For 20 years, the California Chamber of Commerce’s annual descriptions of positive legislative bills as “job killers” have framed the Capitol’s sharpest monetary conflicts.
The chamber, working in reside efficiency with totally different enterprise and employer groups, has been remarkably worthwhile in modifying or killing the 2 or three dozen measures that uncover their strategy onto the itemizing yearly.
Even though lots of the bills are carried by the Legislature’s dominant Democrats and are sponsored by quite a few the social gathering’s most influential allies, corresponding to labor unions and personal hurt attorneys, the chamber has rung up a few 90 p.c kill ratio.
Only rarely do the centered bills die in formal legislative votes. Most merely disappear when their sponsors and legislative leaders perceive that they don’t have the votes.
Last 12 months, merely one in all many designated “job killers” reached outgoing Gov. Jerry Brown’s desk and he vetoed it, saying it violated federal regulation. That measure, which could have prohibited arbitration agreements as a state of affairs of employment, is once more this 12 months, one in all many 24 bills on the 2019 itemizing launched closing week.
The revived arbitration bill, Assembly Bill 51, is being carried as soon as more this 12 months by Assemblywoman Lorena Gonzalez, a San Diego Democrat who’s among the many few legislators to ranking wins in opposition to the chamber in earlier years.
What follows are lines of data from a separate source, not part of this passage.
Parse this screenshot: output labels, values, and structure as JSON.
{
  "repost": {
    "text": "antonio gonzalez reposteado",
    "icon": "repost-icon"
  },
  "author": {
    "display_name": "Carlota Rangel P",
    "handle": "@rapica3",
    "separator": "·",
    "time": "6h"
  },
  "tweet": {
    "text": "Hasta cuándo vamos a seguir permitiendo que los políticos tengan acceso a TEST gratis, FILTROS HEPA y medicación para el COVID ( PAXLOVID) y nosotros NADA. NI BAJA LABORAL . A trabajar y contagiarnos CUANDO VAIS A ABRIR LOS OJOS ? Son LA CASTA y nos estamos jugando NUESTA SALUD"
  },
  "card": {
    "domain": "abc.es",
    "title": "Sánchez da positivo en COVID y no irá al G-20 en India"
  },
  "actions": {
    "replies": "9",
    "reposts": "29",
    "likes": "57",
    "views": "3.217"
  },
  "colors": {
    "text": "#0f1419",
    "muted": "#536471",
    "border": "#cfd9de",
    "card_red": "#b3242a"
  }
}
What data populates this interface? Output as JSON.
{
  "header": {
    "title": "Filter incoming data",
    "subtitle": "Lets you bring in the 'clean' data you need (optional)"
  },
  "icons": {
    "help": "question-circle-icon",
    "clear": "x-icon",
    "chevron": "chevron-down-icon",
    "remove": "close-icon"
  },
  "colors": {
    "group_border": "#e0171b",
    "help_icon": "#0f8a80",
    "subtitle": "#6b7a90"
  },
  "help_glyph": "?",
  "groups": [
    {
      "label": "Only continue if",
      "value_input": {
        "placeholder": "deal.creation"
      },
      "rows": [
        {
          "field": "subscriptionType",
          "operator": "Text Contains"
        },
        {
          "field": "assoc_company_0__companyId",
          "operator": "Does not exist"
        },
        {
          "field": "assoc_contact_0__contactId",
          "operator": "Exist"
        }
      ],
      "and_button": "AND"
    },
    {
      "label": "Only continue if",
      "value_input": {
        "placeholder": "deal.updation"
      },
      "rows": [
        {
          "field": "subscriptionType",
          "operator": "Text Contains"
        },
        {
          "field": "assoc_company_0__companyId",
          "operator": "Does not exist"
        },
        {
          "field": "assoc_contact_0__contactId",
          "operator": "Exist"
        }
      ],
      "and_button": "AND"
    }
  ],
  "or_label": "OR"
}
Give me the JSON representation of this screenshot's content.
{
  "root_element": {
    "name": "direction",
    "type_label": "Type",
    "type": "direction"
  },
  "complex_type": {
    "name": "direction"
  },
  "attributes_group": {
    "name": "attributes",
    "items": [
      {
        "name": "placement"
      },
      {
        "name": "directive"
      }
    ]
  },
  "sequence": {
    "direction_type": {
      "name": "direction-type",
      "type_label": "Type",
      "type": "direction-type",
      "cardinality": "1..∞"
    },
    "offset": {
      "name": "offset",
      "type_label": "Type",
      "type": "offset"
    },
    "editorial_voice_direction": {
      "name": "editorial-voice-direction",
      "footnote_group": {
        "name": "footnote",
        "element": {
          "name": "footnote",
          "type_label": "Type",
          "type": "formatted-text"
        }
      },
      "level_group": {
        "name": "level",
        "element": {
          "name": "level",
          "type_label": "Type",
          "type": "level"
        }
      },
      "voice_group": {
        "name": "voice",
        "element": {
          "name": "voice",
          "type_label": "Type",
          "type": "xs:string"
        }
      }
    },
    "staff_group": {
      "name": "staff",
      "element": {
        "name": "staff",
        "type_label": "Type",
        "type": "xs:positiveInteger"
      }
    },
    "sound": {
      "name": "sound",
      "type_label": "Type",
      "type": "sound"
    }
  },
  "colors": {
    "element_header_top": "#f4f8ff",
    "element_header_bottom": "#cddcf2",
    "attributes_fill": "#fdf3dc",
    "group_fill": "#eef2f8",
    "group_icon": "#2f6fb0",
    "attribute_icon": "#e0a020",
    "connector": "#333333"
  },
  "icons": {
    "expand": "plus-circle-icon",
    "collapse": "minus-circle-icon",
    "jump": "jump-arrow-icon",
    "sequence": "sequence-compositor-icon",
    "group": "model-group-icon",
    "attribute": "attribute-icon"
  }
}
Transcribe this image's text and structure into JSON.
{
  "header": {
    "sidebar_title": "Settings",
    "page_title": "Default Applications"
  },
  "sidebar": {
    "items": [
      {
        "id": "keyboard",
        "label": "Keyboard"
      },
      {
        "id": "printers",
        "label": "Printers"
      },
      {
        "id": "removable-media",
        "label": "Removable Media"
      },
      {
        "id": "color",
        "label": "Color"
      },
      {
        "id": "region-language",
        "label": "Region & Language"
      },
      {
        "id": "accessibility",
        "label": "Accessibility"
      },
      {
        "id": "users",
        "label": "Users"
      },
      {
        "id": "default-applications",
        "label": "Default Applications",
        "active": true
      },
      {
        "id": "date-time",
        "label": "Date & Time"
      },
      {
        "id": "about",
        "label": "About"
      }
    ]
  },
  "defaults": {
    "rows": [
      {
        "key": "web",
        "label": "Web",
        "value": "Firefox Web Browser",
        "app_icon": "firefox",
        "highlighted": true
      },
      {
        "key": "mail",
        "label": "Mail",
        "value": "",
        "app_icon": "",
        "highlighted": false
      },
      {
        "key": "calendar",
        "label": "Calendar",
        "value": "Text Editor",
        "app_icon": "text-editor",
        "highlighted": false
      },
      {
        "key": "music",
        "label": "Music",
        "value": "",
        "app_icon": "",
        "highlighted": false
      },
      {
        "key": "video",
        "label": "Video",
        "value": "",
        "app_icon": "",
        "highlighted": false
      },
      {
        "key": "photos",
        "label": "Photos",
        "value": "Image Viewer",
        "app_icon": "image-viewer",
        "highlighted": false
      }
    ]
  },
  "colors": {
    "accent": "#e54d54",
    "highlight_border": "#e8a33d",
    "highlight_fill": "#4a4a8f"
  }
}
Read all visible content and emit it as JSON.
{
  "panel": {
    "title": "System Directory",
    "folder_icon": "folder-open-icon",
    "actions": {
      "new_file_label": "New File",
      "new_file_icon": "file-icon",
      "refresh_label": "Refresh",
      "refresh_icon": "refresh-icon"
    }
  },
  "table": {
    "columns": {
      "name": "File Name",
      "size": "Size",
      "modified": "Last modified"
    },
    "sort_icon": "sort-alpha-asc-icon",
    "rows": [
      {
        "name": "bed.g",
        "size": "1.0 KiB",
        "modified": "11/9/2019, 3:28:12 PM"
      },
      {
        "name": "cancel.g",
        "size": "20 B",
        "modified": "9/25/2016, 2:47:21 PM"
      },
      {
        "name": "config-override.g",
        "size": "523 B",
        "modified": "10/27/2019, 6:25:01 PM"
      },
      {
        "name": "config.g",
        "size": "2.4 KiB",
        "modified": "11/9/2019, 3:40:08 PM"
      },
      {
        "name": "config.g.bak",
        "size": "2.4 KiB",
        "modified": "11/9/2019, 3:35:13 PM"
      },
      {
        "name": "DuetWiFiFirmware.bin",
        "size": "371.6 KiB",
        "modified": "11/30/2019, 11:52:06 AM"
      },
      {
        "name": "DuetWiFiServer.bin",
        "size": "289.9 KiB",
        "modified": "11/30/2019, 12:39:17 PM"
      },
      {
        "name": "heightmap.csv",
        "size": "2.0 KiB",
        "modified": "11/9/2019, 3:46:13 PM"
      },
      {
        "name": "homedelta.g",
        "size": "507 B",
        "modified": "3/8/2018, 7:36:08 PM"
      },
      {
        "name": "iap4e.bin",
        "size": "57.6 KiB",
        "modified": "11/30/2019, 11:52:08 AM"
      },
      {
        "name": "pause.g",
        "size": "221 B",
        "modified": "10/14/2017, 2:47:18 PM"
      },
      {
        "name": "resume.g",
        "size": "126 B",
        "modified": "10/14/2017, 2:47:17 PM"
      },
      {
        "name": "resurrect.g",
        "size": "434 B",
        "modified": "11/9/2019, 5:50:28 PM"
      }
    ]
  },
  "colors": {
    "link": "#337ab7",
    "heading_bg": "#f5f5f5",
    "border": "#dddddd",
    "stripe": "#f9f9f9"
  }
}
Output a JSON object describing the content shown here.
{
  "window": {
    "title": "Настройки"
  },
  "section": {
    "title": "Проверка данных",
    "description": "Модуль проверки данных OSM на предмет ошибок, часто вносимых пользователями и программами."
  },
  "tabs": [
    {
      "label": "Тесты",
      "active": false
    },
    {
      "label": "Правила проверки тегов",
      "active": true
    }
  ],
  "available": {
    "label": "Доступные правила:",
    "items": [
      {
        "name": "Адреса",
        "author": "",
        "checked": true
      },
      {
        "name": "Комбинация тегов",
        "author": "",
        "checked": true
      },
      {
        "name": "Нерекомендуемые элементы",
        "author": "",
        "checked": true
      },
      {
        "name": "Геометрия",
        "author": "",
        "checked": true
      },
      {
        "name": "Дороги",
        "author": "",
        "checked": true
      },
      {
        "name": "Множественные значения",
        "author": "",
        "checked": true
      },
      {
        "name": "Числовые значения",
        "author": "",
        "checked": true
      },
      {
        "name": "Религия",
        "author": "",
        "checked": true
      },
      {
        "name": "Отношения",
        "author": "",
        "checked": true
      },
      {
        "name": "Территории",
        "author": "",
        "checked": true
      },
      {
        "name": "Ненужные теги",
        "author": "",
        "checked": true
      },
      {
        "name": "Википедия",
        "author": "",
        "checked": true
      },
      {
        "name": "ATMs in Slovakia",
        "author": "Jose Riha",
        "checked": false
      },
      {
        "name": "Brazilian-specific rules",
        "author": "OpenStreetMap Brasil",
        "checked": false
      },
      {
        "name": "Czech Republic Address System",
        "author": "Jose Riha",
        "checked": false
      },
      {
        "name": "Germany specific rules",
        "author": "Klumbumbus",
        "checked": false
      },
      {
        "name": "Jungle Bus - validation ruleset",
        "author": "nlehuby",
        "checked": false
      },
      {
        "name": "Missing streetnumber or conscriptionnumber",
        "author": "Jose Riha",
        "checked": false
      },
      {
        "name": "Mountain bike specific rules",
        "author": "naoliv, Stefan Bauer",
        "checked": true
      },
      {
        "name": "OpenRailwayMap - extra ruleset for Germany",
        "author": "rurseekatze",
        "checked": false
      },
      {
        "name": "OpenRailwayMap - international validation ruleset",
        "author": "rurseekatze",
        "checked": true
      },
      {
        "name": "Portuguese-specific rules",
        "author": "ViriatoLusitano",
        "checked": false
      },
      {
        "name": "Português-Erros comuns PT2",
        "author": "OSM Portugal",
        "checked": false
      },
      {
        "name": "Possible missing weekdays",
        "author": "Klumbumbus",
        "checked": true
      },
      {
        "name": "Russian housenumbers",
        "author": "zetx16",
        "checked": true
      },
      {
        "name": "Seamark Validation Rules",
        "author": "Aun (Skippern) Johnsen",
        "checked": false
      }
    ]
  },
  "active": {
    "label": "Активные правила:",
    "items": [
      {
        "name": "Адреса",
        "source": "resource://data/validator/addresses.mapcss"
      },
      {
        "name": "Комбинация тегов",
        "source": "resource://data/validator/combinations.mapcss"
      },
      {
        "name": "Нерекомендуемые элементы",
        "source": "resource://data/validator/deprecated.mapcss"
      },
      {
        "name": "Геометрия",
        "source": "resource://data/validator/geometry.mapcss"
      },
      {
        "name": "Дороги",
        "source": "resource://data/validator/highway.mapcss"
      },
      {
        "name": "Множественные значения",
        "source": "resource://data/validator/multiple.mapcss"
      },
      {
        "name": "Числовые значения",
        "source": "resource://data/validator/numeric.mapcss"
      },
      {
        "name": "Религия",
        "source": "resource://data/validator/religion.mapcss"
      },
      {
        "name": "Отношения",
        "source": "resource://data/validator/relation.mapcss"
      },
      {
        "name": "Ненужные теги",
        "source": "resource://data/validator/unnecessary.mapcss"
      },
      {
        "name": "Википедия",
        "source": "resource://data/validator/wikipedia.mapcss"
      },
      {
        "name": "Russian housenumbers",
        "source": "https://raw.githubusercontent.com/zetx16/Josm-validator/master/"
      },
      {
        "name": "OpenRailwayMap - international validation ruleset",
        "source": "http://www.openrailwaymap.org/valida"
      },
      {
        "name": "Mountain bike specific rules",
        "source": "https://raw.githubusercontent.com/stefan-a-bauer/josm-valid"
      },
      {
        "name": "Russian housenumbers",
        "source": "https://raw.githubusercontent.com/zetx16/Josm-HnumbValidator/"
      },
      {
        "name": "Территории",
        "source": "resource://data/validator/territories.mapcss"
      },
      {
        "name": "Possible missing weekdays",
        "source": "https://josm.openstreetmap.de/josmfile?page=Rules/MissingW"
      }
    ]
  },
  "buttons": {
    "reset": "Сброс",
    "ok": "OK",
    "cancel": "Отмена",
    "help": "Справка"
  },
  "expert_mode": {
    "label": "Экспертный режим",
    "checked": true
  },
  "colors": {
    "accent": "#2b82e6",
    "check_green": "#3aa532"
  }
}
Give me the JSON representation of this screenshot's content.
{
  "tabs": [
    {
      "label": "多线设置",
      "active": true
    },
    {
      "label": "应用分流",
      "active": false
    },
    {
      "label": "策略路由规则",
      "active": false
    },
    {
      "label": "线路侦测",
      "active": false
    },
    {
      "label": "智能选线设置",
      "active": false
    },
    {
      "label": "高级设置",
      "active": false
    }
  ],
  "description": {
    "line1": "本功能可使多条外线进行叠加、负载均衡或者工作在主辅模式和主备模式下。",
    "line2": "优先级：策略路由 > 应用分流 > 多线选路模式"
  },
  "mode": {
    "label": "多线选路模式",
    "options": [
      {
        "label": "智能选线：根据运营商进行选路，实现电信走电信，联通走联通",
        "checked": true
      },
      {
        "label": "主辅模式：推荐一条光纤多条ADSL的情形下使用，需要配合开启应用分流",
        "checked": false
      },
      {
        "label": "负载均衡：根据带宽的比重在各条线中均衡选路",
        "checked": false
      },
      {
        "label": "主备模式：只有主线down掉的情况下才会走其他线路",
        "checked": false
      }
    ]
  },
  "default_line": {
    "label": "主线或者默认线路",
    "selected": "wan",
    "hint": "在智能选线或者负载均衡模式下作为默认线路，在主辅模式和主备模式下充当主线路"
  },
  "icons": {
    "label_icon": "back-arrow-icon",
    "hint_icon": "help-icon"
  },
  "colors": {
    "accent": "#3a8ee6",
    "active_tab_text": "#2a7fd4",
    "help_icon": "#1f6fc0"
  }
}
“These bills represent some of the worst policy proposals affecting California employers and our economy currently being considered by the Legislature,” the chamber’s president, Allan Zaremberg, acknowledged in a press launch that accompanied the discharge. “Some of these bills have been rejected time and again by the Legislature or vetoed by the previous governor. Legislators should, instead, focus on removing impediments to economic growth and creating upward mobility for all Californians.”
The chamber’s success, a minimal of partly, has mirrored the cultivation of a bloc of common Democrats by it and totally different enterprise groups, and dubbed the “mod squad” by Capitol insiders. Business lobbyists may moreover depend on sympathetic help from present governors, along with Brown, who would quietly advise legislators not to ship them measures that that they had been unwilling to sign.
However, the Capitol’s ideological ambiance has undergone a shift to the left, not solely because of Democratic legislative supermajorities turned even greater in closing 12 months’s election, nonetheless because of California voters moreover elected a model new governor, Gavin Newsom, who’s outwardly more liberal than Brown.
Moreover, there’s an unlimited psychological impetus among the many many Capitol’s Democrats to reinforce California’s standing as a result of the chief of the “resistance” to President Donald Trump.
That angle is mirrored in most likely probably the most contentious of the 2019 “job-killer” bills, Senate Bill 1, carried by Senate President Pro Tem Toni Atkins, a San Diego Democrat. It would give state regulators broad authority to undertake new environmental and worker necessities to substitute these being weakened by the Trump administration.
Finally, a couple of the bills on the chamber’s new itemizing – every relating to defending private info – are being carried by Republicans, which is one different new wrinkle inside the annual ritual.
Those altering conditions seemingly give sponsors of bills on the 2019 itemizing more set off for optimism, and may perhaps make it more sturdy for the chamber and totally different enterprise groups to proceed to ranking wins as they go head-to-head with unions, attorneys, shopper advocates and environmental groups.
What happens to these 24 bills, and others that may be added later will reveal rather a lot regarding the wise impression of ultimate 12 months’s elections.
CALmatters is a public curiosity journalism enterprise devoted to explaining how California’s state Capitol works and why it points. For more tales by Dan Walters, go to calmatters.org/commentary